I have read in a few articles it is likely the Bulls will look to trade Andres Nocioni in the upcoming off season. I think this is a terrible idea because a) Nocioni is a unique player whose hustle, intensity, scoring, and help defense cannot be replaced in a single player, and b) even though the NBA is a business, he took less money to play for the Bulls. At a time when the Bulls are floundering and the fans are losing faith in them, is it really wise to trade a fan favorite who is such a hard worker and willing to do anything for the franchise? --Fish; Sugar Grove
I'm sure Noce appreciates your support, but when your team is spending the season 10 games under .500 there is no more loyalty. Noce didn't take less to return here; he got paid more than the Grizzlies were prepared to offer. There was no better offer. He is, in truth, a reserve player given he's too small for power forward and too slow for small forward. He's a wonderful asset and luxury to have, but $8 million is a lot for a reserve. The mistake the Bulls made in hindsight was not cashing in some players when their value was high. Noce is probably the one with the highest value relative to his contract now, so that's the reason he could be moved.
Doesn't it seem like "Small Ball" is starting to die out? The Suns traded for Shaq, the Lakers got Pau Gasol to go twin towers, and Cleveland wanted Ben Wallace to go with Big Z. It seems like the contenders all wanted to get bigger inside. What direction do you expect the "new" Bulls to head? Paxson has caught a lot of criticism for individual moves, but he also deserves credit for starting with a philosophy, getting a coach and players that fit that philosophy and making it work --Peter, San Francisco

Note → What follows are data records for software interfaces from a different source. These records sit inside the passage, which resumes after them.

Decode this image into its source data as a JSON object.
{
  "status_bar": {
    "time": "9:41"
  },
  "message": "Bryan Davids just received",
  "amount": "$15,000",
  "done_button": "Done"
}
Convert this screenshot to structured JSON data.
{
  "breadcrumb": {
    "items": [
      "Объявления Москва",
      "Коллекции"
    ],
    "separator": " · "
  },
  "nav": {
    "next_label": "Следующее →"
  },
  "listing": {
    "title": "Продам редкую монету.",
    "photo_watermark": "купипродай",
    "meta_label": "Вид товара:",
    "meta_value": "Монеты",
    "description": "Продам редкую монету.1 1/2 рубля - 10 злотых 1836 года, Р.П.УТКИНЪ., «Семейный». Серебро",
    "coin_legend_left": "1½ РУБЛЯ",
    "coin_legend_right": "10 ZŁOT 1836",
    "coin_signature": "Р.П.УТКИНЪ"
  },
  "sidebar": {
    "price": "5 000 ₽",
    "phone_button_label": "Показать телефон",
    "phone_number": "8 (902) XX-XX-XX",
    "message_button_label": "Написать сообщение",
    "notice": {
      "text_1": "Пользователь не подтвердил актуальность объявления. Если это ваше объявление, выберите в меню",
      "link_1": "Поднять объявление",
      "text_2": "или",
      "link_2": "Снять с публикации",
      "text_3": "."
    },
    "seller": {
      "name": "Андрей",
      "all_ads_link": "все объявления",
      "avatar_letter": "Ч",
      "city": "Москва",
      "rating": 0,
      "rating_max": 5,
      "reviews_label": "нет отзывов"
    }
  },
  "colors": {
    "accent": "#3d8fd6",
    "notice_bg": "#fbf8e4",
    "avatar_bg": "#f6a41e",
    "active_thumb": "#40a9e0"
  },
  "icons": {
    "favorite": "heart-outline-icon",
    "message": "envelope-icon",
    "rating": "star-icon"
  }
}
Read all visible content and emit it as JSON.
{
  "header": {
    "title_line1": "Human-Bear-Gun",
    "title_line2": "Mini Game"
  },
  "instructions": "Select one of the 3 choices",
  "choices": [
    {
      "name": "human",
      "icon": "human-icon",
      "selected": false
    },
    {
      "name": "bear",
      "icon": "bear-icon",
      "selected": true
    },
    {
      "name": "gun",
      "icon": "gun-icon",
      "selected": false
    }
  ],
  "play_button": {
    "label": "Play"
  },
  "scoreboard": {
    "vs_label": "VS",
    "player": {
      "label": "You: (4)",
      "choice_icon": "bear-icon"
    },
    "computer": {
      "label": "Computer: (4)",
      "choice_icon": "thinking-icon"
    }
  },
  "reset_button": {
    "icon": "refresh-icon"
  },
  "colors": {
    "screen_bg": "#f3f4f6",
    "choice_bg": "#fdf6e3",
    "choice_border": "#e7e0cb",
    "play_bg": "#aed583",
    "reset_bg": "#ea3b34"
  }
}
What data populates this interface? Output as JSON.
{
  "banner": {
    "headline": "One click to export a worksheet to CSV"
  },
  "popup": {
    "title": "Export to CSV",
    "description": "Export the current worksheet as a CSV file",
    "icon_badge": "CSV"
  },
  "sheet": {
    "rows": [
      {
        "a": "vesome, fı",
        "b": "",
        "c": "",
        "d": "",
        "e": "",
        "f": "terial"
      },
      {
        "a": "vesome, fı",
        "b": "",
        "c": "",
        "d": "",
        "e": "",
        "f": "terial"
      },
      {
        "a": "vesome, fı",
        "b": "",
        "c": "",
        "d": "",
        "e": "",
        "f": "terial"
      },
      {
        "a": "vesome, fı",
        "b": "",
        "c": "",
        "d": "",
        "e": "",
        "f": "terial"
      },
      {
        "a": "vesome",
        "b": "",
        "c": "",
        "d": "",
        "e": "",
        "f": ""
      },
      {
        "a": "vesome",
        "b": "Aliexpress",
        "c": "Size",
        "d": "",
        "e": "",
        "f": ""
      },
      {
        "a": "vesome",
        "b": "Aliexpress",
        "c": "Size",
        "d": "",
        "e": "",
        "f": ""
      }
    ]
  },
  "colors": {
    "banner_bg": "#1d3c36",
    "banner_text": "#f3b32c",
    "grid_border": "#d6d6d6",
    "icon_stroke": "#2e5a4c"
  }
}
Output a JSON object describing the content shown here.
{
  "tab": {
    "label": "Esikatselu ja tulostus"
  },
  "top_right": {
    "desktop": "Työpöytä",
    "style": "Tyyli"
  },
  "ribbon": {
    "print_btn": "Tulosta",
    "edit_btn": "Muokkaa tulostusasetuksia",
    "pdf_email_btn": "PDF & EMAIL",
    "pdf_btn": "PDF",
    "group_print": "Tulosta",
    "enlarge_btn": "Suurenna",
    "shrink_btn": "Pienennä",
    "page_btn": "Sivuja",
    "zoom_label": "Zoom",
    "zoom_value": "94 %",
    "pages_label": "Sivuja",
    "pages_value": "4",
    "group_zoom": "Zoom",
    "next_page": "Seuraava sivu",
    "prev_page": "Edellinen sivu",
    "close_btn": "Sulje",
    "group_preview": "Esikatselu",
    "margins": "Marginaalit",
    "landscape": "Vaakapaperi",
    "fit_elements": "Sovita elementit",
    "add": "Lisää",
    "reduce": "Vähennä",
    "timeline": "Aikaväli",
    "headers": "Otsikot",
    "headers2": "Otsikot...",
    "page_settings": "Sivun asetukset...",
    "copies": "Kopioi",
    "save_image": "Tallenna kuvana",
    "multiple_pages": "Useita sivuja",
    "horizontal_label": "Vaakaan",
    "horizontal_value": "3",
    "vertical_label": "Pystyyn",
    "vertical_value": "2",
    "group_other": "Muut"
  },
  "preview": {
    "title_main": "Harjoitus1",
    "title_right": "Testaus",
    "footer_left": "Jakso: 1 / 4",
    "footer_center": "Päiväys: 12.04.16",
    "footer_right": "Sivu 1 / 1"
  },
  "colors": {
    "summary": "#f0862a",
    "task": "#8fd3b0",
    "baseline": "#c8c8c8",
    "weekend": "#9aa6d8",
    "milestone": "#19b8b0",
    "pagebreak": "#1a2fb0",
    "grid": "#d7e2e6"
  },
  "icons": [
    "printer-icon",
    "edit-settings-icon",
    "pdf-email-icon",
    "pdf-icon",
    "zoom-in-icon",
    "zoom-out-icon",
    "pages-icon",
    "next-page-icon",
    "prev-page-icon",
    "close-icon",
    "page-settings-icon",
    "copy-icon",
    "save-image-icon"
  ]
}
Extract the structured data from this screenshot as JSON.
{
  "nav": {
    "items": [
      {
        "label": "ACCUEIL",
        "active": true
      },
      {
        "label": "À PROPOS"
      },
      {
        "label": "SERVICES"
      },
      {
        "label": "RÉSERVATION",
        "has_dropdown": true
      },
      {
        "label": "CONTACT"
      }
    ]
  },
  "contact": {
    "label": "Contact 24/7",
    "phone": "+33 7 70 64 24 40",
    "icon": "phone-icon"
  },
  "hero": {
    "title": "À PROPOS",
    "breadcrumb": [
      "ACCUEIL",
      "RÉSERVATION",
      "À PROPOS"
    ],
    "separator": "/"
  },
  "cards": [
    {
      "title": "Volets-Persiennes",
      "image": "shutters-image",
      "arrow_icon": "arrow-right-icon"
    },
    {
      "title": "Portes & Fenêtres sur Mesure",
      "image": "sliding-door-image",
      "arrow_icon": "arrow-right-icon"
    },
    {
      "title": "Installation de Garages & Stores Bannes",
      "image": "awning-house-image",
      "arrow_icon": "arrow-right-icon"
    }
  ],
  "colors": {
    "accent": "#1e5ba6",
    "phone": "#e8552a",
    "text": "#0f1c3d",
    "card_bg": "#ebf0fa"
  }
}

I'm not sure that's going to work for the Suns. The truth is the big man always dominates and determines in the NBA. Sure, Jordan was the difference in Chicago, but they needed Bill Cartwright and then Horace Grant on the offensive boards. The Pistons only became a champion when they got Rasheed Wallace not Ben Wallace. I think the Cavaliers-Bulls-Sonics trade was meant more for the shooters for Cleveland than for Big Ben. The Bulls are caught in the middle with Noah looking like a center but lacking offense. I believe the Bulls look to remain a defensive team and get some more size up front, someone like a Carlos Boozer (though not him because he's unavailable) who can post-up and score.
Bring in Scottie Pippen to coach now. --Michael Petan, Chicago
I don't think Scottie is on the short list. He needs to go on someone's bench and work some before he can be a head coach. He is smart and sees the game better than most players I've been around. Jerry Krause got a big pass on trading Elton Brand. Paxson gets another shot with his next group, as Krause did. We'll see how that turns out. But you can now be sure he sees the problems. I trust by the community reaction he knows he's on the clock with the fans.Copyright © 2015, Los Angeles Times